Since 2008, when he led a multi-media reporting team from Circle of Blue to the Murray-Darling basin, Australia’s prime food-growing region, Keith Schneider has reported from the front lines of the intensifying global confrontation between water, energy, and food. His work as senior editor and chief correspondent for Circle of Blue’s Global Choke Point project has taken him to the coal-producing deserts of China’s Yellow River Valley, Australia's food producing Murray-Darling River Basin, the oil and gas fields of the American West, India’s wheat and rice basket in Punjab, Qatar’s mammoth Persian Gulf desalination plants, Mongolia's mineral rich and water scarce South Gobi desert, and United Nations climate conferences in New York, Copenhagen, Barcelona, and Tianjin. In documenting and assessing the consequences of rising demand for energy and food in an era of diminishing freshwater reserves, Keith is playing an essential role in writing a new 21st century narrative about the contest for scarce resources. On every continent, the steep increase in demand for coal, oil, natural gas, and grain — the largest users of water — crosses an equally sharp decline in available freshwater reserves. As Keith and his Circle of Blue colleagues have shown in exclusive online multi-media reports, the place where the trend vectors collide is reshaping the Earth’s environment, reordering national priorities, and deeply affecting national economies. In 2012, the Rockefeller Foundation recognized Global Choke Point and Circle of Blue with its $100,000 Rockefeller Centennial Innovation Award.

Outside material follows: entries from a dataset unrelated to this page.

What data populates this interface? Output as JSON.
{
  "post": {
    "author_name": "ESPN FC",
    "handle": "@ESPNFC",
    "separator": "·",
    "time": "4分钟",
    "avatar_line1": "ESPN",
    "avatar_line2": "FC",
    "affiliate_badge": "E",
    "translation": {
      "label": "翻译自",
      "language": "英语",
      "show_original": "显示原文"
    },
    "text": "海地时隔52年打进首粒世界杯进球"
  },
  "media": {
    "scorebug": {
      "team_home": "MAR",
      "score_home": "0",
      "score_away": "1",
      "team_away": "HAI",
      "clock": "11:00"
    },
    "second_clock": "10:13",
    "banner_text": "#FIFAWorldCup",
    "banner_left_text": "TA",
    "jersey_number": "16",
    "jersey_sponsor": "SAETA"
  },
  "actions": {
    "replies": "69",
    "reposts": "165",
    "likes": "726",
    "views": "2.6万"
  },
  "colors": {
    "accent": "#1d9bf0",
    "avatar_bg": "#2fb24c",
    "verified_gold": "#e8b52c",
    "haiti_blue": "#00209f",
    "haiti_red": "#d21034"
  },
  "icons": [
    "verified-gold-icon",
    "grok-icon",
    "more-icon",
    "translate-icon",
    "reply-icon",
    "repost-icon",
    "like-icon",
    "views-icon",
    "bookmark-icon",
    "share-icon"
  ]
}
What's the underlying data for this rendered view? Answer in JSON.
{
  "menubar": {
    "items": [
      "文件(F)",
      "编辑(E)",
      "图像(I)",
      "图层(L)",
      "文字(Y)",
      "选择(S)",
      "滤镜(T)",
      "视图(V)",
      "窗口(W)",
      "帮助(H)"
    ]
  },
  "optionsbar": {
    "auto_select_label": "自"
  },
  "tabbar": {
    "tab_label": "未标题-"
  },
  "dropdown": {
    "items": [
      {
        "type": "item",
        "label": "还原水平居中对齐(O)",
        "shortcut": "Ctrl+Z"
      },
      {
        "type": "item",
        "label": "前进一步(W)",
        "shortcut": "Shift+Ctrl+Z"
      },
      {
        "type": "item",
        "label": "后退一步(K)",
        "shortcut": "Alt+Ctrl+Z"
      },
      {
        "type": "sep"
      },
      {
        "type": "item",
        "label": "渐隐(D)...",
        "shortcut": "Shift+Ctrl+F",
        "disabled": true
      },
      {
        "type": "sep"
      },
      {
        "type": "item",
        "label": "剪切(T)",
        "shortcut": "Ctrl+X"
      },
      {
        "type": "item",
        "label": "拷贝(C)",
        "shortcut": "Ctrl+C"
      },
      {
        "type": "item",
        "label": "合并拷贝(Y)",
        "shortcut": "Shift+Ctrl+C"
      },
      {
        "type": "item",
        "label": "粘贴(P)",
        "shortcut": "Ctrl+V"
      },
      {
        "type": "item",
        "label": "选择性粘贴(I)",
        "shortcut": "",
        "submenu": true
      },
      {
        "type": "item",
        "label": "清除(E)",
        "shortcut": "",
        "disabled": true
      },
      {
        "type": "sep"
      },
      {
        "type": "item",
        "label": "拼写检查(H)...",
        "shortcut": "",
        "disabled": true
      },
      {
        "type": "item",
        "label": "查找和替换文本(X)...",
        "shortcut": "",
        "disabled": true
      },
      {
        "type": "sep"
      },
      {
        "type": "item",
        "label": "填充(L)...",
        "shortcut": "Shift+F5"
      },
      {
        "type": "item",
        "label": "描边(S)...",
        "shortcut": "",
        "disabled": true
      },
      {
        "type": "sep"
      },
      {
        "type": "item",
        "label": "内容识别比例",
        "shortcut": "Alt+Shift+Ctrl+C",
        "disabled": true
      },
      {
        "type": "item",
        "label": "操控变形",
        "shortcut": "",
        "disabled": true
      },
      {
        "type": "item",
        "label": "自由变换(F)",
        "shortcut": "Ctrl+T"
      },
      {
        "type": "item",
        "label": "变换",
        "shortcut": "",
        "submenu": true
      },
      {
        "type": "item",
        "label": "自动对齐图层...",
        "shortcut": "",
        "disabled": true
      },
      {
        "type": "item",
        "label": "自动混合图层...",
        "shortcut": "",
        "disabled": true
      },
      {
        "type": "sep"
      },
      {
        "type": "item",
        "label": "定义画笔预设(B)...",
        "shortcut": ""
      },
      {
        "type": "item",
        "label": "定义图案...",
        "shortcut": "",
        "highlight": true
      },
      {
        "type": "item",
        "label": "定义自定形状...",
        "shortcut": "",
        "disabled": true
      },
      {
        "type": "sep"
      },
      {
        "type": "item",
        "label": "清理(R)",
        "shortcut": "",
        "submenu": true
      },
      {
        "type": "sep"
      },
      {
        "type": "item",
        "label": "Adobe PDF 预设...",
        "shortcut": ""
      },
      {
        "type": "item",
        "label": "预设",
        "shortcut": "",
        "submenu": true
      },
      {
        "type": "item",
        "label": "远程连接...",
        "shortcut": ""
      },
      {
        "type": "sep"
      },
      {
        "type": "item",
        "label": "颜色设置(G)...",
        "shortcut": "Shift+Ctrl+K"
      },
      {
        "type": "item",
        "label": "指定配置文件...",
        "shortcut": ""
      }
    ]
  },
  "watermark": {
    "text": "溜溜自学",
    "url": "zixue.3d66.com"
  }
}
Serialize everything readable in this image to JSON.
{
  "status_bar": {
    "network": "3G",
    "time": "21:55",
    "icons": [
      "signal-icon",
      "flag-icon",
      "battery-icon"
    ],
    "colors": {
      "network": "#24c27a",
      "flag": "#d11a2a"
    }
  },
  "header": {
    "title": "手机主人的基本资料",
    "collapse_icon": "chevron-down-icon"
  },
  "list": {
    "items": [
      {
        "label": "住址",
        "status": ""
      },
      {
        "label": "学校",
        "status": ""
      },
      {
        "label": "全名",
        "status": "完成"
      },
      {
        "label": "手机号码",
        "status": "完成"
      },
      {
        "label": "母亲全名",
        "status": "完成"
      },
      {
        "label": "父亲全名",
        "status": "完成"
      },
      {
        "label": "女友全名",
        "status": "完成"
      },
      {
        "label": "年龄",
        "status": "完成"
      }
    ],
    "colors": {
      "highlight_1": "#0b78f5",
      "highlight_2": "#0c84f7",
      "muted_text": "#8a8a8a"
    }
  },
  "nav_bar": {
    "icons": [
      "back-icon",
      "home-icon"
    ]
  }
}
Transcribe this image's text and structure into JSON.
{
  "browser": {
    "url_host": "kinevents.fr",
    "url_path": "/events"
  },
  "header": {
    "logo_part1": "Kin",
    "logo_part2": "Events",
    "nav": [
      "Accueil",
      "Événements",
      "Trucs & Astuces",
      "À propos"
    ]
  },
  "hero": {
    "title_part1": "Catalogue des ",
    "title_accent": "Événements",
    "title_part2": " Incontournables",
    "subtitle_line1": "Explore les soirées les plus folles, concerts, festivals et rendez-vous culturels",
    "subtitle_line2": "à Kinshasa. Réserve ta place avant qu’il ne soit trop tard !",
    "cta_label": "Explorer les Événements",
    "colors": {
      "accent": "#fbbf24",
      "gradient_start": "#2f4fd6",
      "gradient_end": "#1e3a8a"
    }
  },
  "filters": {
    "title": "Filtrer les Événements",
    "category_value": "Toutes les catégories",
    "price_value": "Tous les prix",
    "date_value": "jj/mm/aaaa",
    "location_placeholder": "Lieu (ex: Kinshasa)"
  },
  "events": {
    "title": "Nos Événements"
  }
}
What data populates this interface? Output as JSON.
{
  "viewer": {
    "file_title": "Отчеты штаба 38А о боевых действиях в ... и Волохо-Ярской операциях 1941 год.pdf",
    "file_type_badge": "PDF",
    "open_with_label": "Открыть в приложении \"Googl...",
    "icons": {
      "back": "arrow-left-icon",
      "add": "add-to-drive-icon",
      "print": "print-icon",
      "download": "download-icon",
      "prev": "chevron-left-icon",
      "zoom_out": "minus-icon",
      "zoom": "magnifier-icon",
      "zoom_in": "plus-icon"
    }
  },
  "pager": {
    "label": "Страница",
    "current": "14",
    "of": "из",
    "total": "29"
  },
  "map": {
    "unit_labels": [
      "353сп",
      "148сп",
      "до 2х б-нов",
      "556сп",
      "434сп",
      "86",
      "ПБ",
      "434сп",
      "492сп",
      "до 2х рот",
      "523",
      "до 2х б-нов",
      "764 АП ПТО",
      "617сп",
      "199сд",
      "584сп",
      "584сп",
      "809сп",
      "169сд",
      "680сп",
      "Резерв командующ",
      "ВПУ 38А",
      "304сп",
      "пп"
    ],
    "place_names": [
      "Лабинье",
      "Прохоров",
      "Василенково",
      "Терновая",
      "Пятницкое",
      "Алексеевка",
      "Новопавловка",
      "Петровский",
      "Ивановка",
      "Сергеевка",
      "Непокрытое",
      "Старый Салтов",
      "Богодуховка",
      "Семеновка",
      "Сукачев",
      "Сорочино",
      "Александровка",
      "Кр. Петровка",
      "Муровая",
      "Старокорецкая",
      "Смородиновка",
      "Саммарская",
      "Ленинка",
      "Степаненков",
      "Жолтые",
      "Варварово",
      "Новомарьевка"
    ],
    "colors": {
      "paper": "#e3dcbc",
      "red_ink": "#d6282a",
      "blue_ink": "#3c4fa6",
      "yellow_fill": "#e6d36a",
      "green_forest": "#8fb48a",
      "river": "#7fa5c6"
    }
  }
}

Keith also is a special correspondent in the United States for The New York Times, where he has reported on energy, urban affairs, technology, environment, agriculture, and cultural trends since 1981. He is the winner of numerous awards for his work as a journalist, program innovator, and editor including two George Polk Memorial Awards for environmental and national reporting, among the most prestigious in American journalism. He is a graduate of Haverford College, and writes from northern Michigan, where Circle of Blue is based, and where Keith has lived since 1993.